• Required action: Could you copy every line of the data that contains "text"?

• Excerpted records:
+ + +
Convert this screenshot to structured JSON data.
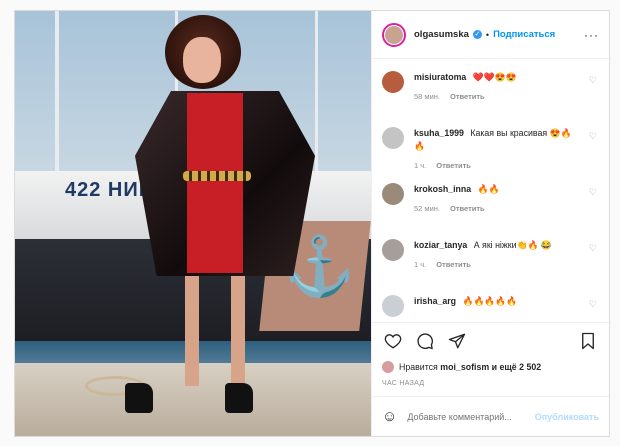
{
  "post": {
    "username": "olgasumska",
    "follow_label": "Подписаться",
    "photo": {
      "boat_number": "422 НИКА"
    }
  },
  "comments": [
    {
      "user": "misiuratoma",
      "text": "❤️❤️😍😍",
      "time": "58 мин.",
      "reply": "Ответить",
      "avatar_color": "#b85c3e"
    },
    {
      "user": "ksuha_1999",
      "text": "Какая вы красивая 😍🔥🔥",
      "time": "1 ч.",
      "reply": "Ответить",
      "avatar_color": "#c4c4c4"
    },
    {
      "user": "krokosh_inna",
      "text": "🔥🔥",
      "time": "52 мин.",
      "reply": "Ответить",
      "avatar_color": "#9a8a7a"
    },
    {
      "user": "koziar_tanya",
      "text": "А які ніжки👏🔥 😂",
      "time": "1 ч.",
      "reply": "Ответить",
      "avatar_color": "#a59e9b"
    },
    {
      "user": "irisha_arg",
      "text": "🔥🔥🔥🔥🔥",
      "time": "",
      "reply": "",
      "avatar_color": "#c9cfd4"
    }
  ],
  "likes": {
    "prefix": "Нравится",
    "user": "moi_sofism",
    "suffix": "и ещё 2 502"
  },
  "time_ago": "ЧАС НАЗАД",
  "add_comment": {
    "placeholder": "Добавьте комментарий...",
    "publish_label": "Опубликовать"
  },
  "colors": {
    "accent": "#0095f6",
    "verified": "#3897f0",
    "muted": "#8e8e8e"
  }
}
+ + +
• Response area:
      "text": "❤️❤️😍😍",
      "text": "Какая вы красивая 😍🔥🔥",
      "text": "🔥🔥",
      "text": "А які ніжки👏🔥 😂",
      "text": "🔥🔥🔥🔥🔥",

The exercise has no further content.